Hurricane Season Forecast Revised From NHC

From the "In Case You Missed It" file:  The National Hurricane Center revised their hurricane forecasts last Thursday (something we didn't report on since we were getting deluged in parts of the region on both Thursday and Friday).

The new projections are a bit higher in overall numbers of storms -- reflected in the faster start the Atlantic basin experienced this year with four tropical cyclones before the end of June.  The new NHC forecast for the Atlantic (in concert with the Climate Prediction Center) is between 12 and 17 named storms, five to eight of which are projected to intensify into hurricanes.  This is an increase from the old forecast of nine to fifteen named storms, four to eight hurricanes, from May.

“We are increasing the likelihood of an above-normal season because storm-conducive wind patterns and warmer-than-normal sea surface temperatures are now in place in the Atlantic,” commented Gerry Bell, Ph.D., lead seasonal hurricane forecaster at the Climate Prediction Center. “These conditions are linked to the ongoing high activity era for Atlantic hurricanes that began in 1995. Also, strong early-season activity is generally indicative of a more active season.”

The reference to above normal is to historical long-term normals (back to the 1850's), which are about 11 tropical storms or stronger. However, since 1995 the average hurricane season has featured 15 named storms, eight of which have become hurricanes. In all reality, the forecast is pretty close to the normals for the active Atlantic pattern.

Through today, we have had six named storms in the Atlantic basin and with the next eight weeks the historical "active" part of the hurricane season I think the possibility of a season that ends up near 15 storms is doable.  However, much of that development will need to take place in the next six weeks or so...El Nino is starting to slowly fire up in the Pacific, which should help to mitigate and slow tropical development after the peak of the hurricane season in September as unfavorable upper level winds start to take over the Atlantic basin's tropical regions.

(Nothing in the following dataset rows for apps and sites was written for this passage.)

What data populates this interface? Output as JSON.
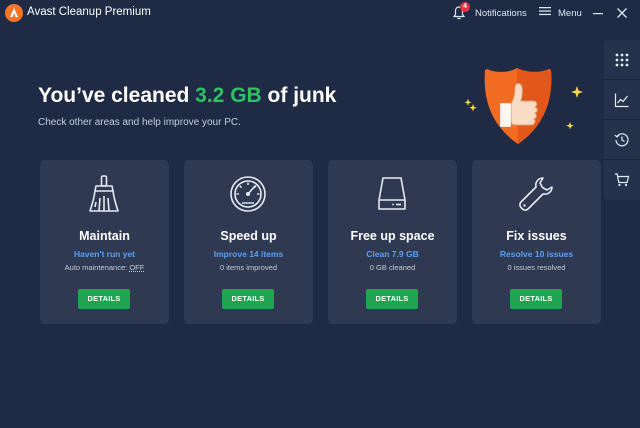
{
  "app": {
    "title": "Avast Cleanup Premium",
    "notifications_label": "Notifications",
    "notifications_count": "4",
    "menu_label": "Menu"
  },
  "hero": {
    "title_prefix": "You’ve cleaned ",
    "title_amount": "3.2 GB",
    "title_suffix": " of junk",
    "subtitle": "Check other areas and help improve your PC."
  },
  "rail": {
    "items": [
      {
        "icon": "grid-icon"
      },
      {
        "icon": "chart-icon"
      },
      {
        "icon": "history-icon"
      },
      {
        "icon": "cart-icon"
      }
    ]
  },
  "cards": [
    {
      "title": "Maintain",
      "status": "Haven't run yet",
      "sub_prefix": "Auto maintenance: ",
      "sub_value": "OFF",
      "button": "DETAILS",
      "icon": "broom-icon"
    },
    {
      "title": "Speed up",
      "status": "Improve 14 items",
      "sub": "0 items improved",
      "button": "DETAILS",
      "icon": "speedometer-icon"
    },
    {
      "title": "Free up space",
      "status": "Clean 7.9 GB",
      "sub": "0 GB cleaned",
      "button": "DETAILS",
      "icon": "hard-drive-icon"
    },
    {
      "title": "Fix issues",
      "status": "Resolve 10 issues",
      "sub": "0 issues resolved",
      "button": "DETAILS",
      "icon": "wrench-icon"
    }
  ],
  "colors": {
    "background": "#1f2b44",
    "card": "#2f3a52",
    "accent_green": "#2dc262",
    "button_green": "#21a451",
    "link_blue": "#5a9ef4",
    "brand_orange": "#f2752a"
  }
}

One of the other "big name" forecasters in the tropical realm, Dr. Grey and Dr. Klotzbach out at Colorado State, have increased their projections to 14 named storms, six of which become hurricanes.  Their April projection called for 10 named storms, which they increased on June 1st to 13 named storms.